Version 4 (modified by murphpo, 8 years ago) (diff)


The 802.11 Reference Design integrates a logging system which can record details of nearly any event that occurs at the node. This system is designed to support MAC and PHY experiments that require a more detailed view of the node's operation than aggregate Tx/Rx statistics.

The logging framework is flexible, designed to record log entries of arbirtary length and type. The MAC code in CPU High is responsible for defining the log entry types and populating each log entry at run time. The reference code for CPU High defines a number of useful log entry types and implements logging of many run time events, including all Tx and Rx activity. Users can define additional log entry types or modify existing types to support their experiment.

Log Storage

The log is stored in a pre-allocated region of DRAM in each WARP v3 node. As of 802.11 Reference Design v0.9 each node dedicates ~960 MB of DRAM for log storage. The remaining DRAM is set aside for the Tx packet queue and user scratch space.

The logging system enforces a few conventions on its DRAM allocation:

  • The first byte of the log space will always be the first byte of a log entry header (see below). Even when wrapping is enabled individual log entries will always be continuous in DRAM, starting at the beginning of the log DRAM space.
  • The logging system will never truncate a log entry at the end of the DRAM. The logging code remembers the index of the last byte of the last log entry written (called the "soft end" in code).

The logging code does not enforce any alignment on the user-supplied entries. The 802.11 Reference Design hardware includes alignment handling code and logic (MicroBlaze unaligned access exception handling and data realignment engine (DRE) in the axi_cdma) to handle arbitrary alignment of data in DRAM. However it is recommended that the size of user-defined log entries be a multiple of 4 bytes.

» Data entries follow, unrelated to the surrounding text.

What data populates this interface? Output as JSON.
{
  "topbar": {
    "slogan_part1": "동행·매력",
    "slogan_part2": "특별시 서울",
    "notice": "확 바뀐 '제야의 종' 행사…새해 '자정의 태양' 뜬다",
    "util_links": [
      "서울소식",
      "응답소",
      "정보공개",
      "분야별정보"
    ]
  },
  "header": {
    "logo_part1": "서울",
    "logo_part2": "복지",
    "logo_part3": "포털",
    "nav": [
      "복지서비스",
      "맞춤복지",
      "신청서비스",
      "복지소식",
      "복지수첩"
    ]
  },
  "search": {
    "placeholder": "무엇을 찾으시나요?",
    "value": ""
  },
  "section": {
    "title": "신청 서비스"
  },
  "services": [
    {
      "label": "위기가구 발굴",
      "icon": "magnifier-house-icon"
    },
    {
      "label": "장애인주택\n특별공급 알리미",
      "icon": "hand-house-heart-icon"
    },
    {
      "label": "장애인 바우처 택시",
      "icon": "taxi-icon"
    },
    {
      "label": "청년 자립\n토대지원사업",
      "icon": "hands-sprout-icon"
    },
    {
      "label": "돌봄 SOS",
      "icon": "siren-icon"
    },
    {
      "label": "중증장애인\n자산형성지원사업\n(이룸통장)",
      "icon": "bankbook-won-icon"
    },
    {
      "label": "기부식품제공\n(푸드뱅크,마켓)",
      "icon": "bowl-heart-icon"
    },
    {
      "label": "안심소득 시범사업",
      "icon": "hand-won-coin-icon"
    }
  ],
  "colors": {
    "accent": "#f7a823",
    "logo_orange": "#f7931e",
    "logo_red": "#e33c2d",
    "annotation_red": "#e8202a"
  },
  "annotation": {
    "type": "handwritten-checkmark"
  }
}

This will improve performance in reading and writing log data from the 32-bit MicroBlaze processor and ease the parsing of log data after an experiment.


The logging system maintains 3 indexing values:

  • Oldest Address: the address of the first byte of the log entry header for the oldest complete log entry currently in DRAM
  • Next Address: the address where the next log entry will be written, when requested by MAC code
  • Num Wraps: the number of times the log has wrapped since last reset (see below for more on wrapping)

These indexes are used the logging system to track where new log entries should be written. They are also provided to user code to facilitate retrieval of log data. User code can request these indexes at any time to determine how much new log data should be retrieved.

Important: the logging code does not maintain any state about log retrieval. This is by design. The logging code does not care when users retrieve log data or how many simultaneous log consumers are accessing the same log data. Each log retrieval request includes a byte address and length. The logging code fulfills these requests, then purges all state related to the retrieval. This design enables multiple consumers to retrieve and process log data without burdening the node with tracking state for each consumer.

The 802.11 Reference Design wlan_exp_log Python framework implements suitable methods to track log write indexes and retrieve log data.


For many experiments the pre-allocated DRAM space will suffice to record the full log. However for long experiments the log may reach the end of the DRAM allocation. The logging system implements wrapping which, if enabled, will begin overwriting the oldest log entries as new log entries are created. Wrapping allows experiments to run non-stop for very long periods (limited only by the 32-bit num_wraps value).

Wrapping can be used two ways:

  • The user can read the log data continuously, retrieving log entries faster than they are written. This approach extends the limit on log size to the storage capabilities of the user's PC (typically much larger than the WARP v3 node's DRAM).
  • The MAC code records log entries continuously, wrapping as needed, with an application-defined stop condition implemented in the MAC code. Once stopped the log will be preserved for eventual retrieval by the user. This approach mimics a trigger condition on a logic analyzer. Following the trigger the user can look backwards in time to understand the series of events the preceded the trigger event.

Log Entry Format

Each log entry consists of two parts:

  • Log entry header: 8-byte header composed of four fields described below. The header format is defined in the entry_header struct in wlan_mac_event_log.h.
    • Delimiter (2 bytes): a "magic" value defined by the logging system to sanity-check log entries during retrieval and parsing
    • Sequence number (2 bytes): an auto-incremented value inserted by the logging code. This should only be used for sanity-checking log contents, as the 16-bit value will definitely wrap in long logs
    • Entry type ID (2 bytes): User-supplied entry type ID. The value 0 is reserved - all other values are valid.
    • Entry length (2 bytes): Length of user-supplied log data, in bytes. Must be in [0, 65535], inclusive.
  • Log data: log data supplied by the application. The logging system performs no processing of log data - user code must enforce whatever structure is required by the application.

An example of the log memory layout is illustrated below.

The 8-byte log entry headers are shown in blue. In this example there are 3 user-defined log entry types: TYPE_ID_RED, TYPE_ID_GREEN, TYPE_ID_YLW.

A few things to notice in this example:

  • Every log entry begins with an 8-byte log entry header
  • The user-supplied entry type ID is arbitrary
  • Log entries of the same type can be different sizes, as the (type, length) tuple is supplied by the application per-entry.